Collected data entries:
[Start of section]
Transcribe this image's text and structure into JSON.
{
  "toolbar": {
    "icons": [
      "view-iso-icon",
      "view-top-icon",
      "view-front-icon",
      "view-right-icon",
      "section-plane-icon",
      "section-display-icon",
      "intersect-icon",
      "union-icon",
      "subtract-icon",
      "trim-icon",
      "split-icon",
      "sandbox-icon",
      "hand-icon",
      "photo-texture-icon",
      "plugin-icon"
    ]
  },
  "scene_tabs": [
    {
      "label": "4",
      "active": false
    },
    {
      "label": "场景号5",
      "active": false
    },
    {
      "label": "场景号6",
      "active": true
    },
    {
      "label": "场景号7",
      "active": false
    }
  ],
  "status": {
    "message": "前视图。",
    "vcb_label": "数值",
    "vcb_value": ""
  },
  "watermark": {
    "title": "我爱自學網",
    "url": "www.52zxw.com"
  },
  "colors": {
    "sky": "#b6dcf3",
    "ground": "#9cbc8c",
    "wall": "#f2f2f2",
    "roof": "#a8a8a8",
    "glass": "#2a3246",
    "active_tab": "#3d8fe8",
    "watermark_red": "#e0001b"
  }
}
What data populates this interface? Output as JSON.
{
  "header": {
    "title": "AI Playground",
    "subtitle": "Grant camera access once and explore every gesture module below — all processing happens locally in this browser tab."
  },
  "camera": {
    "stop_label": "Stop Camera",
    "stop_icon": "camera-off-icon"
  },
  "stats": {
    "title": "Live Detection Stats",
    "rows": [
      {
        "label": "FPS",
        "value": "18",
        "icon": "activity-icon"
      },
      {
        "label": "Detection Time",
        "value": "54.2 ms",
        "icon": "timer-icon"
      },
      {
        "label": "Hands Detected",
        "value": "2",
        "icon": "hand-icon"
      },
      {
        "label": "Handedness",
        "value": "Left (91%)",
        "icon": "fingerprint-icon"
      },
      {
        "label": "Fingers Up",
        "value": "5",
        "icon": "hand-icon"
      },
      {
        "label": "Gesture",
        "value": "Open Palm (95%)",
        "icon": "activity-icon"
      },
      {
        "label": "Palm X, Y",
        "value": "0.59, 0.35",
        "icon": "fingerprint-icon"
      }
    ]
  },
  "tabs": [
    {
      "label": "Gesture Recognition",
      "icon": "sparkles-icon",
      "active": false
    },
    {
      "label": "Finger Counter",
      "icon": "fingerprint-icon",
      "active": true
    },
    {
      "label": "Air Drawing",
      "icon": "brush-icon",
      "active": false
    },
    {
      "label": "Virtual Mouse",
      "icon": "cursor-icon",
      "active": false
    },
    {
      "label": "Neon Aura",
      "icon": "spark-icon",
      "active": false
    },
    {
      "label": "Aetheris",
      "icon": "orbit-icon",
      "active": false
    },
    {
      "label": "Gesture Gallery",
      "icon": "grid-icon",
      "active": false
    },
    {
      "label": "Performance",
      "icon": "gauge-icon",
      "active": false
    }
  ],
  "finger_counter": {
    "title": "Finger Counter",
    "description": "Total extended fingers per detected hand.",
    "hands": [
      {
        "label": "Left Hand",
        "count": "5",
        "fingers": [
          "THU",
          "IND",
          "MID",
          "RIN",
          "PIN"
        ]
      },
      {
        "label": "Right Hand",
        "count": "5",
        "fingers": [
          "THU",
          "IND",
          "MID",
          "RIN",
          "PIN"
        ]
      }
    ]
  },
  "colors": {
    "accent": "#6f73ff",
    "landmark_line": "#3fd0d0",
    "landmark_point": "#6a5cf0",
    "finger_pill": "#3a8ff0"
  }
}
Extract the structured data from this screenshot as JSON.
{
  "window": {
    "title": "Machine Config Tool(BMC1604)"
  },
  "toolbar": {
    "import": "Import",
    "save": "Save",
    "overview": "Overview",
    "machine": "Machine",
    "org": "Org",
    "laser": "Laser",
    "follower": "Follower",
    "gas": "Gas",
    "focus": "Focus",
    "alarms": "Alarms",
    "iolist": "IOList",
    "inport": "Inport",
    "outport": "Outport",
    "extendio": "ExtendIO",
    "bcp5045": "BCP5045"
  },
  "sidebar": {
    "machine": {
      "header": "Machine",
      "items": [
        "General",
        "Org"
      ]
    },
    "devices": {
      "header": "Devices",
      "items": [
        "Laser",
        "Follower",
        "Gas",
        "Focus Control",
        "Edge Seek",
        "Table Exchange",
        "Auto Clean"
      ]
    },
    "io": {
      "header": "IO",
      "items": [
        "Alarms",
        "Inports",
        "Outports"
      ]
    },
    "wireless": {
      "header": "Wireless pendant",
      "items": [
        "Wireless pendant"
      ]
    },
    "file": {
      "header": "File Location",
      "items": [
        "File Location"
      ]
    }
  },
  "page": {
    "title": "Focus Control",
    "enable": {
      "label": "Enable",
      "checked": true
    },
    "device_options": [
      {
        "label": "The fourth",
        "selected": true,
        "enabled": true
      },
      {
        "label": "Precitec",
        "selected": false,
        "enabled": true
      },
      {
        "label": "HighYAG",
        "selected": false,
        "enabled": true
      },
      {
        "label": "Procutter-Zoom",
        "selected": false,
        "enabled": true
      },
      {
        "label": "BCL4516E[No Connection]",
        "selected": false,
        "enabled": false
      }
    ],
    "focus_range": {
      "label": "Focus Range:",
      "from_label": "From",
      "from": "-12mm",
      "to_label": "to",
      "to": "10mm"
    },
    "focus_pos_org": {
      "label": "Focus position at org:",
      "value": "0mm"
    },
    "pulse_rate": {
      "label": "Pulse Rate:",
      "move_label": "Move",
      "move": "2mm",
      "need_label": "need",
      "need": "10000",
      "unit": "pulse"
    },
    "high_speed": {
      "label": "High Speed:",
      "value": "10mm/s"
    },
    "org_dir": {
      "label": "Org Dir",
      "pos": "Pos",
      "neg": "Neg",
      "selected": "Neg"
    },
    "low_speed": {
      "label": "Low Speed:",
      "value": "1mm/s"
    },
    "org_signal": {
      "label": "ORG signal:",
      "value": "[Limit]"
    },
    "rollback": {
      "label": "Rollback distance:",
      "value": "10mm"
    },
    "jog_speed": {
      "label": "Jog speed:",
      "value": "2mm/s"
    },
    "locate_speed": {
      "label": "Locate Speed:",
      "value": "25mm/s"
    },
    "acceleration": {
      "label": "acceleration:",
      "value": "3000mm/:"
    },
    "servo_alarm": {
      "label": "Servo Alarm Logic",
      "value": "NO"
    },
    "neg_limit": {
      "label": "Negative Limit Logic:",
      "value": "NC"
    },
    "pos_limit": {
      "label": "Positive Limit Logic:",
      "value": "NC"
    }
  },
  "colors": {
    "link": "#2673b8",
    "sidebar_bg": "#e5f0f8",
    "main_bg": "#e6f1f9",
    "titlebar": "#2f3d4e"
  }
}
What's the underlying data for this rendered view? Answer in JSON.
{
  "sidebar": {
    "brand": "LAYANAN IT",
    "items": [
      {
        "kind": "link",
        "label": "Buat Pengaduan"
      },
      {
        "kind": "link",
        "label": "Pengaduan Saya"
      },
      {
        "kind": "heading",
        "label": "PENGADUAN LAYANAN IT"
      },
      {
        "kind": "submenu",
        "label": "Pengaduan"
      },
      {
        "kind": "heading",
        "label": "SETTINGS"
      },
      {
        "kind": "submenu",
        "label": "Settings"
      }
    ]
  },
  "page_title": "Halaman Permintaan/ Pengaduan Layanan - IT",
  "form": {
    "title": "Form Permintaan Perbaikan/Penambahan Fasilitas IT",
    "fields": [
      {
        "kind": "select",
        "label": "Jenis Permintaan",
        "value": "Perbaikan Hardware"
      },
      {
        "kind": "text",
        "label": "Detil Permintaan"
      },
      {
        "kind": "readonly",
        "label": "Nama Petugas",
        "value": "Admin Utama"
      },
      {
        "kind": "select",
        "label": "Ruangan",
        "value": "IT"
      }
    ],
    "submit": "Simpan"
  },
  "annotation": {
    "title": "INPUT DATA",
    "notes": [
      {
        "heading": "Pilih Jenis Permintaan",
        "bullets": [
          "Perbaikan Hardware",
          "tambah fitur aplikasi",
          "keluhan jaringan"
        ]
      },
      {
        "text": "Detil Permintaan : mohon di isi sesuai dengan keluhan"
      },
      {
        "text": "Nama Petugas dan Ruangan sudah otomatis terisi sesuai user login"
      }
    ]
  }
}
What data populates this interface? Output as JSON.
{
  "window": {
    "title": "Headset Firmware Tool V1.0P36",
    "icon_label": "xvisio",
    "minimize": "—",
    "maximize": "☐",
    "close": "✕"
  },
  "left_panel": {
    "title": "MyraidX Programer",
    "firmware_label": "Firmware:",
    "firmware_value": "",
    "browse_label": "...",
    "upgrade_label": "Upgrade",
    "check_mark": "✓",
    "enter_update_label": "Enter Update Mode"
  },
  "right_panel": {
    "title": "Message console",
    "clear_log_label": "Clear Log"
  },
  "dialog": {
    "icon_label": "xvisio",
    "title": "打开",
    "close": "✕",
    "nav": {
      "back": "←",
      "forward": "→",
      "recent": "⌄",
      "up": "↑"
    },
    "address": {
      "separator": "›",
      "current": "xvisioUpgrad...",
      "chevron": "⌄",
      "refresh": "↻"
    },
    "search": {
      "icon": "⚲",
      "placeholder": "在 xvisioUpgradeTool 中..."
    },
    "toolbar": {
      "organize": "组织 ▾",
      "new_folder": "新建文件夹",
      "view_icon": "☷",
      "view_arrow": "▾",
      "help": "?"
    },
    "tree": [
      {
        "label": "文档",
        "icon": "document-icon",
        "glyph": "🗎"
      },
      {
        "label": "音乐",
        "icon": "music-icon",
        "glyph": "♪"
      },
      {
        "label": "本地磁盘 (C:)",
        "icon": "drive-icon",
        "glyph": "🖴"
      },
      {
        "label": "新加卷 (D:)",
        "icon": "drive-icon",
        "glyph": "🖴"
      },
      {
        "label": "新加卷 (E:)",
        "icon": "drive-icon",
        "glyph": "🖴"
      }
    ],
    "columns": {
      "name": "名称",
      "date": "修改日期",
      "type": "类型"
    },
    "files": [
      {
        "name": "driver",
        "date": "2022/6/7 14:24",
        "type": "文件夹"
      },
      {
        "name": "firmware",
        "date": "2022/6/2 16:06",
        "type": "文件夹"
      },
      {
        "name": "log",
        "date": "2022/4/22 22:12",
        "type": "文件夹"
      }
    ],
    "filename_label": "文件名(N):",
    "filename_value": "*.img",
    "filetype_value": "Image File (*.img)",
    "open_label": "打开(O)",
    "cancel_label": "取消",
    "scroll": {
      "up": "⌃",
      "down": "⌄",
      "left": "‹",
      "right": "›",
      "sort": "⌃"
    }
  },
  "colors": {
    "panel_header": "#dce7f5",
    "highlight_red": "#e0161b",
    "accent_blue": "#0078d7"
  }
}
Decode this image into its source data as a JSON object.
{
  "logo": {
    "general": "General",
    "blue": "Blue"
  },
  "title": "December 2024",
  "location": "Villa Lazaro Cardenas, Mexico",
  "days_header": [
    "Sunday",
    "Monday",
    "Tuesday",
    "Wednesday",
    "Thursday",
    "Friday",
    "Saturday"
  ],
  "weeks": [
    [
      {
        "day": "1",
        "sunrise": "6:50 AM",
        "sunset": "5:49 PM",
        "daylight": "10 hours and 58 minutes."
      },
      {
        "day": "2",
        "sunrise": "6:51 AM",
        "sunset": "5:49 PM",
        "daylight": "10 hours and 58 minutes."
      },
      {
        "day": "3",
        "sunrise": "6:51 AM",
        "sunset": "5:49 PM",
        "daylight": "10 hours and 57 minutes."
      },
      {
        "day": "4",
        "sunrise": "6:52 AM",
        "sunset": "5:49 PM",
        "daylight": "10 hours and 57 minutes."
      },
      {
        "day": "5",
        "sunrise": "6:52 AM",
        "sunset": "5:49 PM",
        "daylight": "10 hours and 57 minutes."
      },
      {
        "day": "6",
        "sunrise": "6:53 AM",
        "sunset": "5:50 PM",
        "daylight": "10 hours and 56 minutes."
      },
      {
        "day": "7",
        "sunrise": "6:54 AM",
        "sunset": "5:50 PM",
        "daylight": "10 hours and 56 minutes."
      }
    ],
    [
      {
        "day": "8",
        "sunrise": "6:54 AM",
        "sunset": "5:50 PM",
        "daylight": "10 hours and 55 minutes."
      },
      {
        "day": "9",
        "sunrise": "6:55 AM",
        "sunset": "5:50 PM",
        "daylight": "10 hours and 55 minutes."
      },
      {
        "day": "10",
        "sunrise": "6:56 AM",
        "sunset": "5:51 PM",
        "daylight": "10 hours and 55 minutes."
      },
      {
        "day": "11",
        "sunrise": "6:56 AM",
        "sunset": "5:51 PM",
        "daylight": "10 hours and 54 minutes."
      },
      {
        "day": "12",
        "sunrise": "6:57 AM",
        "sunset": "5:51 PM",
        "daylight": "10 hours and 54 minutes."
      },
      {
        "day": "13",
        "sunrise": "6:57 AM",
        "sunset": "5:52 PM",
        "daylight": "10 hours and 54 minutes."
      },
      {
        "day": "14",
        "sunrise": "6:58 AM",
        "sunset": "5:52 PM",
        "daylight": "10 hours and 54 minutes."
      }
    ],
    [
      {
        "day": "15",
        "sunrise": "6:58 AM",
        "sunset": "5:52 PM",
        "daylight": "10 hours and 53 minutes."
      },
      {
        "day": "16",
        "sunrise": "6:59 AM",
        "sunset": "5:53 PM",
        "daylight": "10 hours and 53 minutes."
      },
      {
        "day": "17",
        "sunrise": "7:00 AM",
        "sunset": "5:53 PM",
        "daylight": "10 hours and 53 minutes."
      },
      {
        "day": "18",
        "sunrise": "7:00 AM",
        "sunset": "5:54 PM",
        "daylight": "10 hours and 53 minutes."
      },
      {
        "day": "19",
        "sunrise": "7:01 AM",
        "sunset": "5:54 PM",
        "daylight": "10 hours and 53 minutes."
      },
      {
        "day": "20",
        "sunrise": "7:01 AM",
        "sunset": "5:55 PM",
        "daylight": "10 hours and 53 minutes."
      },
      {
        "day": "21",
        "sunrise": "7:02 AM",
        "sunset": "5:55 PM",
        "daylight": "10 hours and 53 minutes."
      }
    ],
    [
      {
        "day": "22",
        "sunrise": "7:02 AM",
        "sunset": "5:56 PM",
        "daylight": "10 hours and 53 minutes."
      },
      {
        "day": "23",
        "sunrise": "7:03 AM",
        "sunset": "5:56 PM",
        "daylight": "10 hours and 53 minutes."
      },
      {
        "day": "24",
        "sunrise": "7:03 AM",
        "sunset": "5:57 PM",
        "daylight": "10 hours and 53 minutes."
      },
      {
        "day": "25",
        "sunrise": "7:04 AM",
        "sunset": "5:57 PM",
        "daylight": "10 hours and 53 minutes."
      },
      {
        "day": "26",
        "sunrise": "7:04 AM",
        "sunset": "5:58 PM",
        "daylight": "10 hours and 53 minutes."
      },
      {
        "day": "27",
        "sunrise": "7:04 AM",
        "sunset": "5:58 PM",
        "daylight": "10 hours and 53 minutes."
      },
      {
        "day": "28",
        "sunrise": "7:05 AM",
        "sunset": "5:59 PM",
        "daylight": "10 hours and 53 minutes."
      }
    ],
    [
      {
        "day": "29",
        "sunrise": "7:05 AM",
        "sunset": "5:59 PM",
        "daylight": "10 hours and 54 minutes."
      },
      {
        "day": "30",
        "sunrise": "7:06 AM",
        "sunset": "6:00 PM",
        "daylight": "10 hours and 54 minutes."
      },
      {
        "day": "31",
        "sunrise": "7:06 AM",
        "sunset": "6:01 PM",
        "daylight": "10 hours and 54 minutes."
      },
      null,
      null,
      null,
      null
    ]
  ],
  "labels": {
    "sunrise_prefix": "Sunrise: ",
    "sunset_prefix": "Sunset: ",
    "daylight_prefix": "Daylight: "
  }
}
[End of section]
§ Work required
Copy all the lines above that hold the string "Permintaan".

§ Exercise answer
  "page_title": "Halaman Permintaan/ Pengaduan Layanan - IT",
    "title": "Form Permintaan Perbaikan/Penambahan Fasilitas IT",
        "label": "Jenis Permintaan",
        "label": "Detil Permintaan"
        "heading": "Pilih Jenis Permintaan",
        "text": "Detil Permintaan : mohon di isi sesuai dengan keluhan"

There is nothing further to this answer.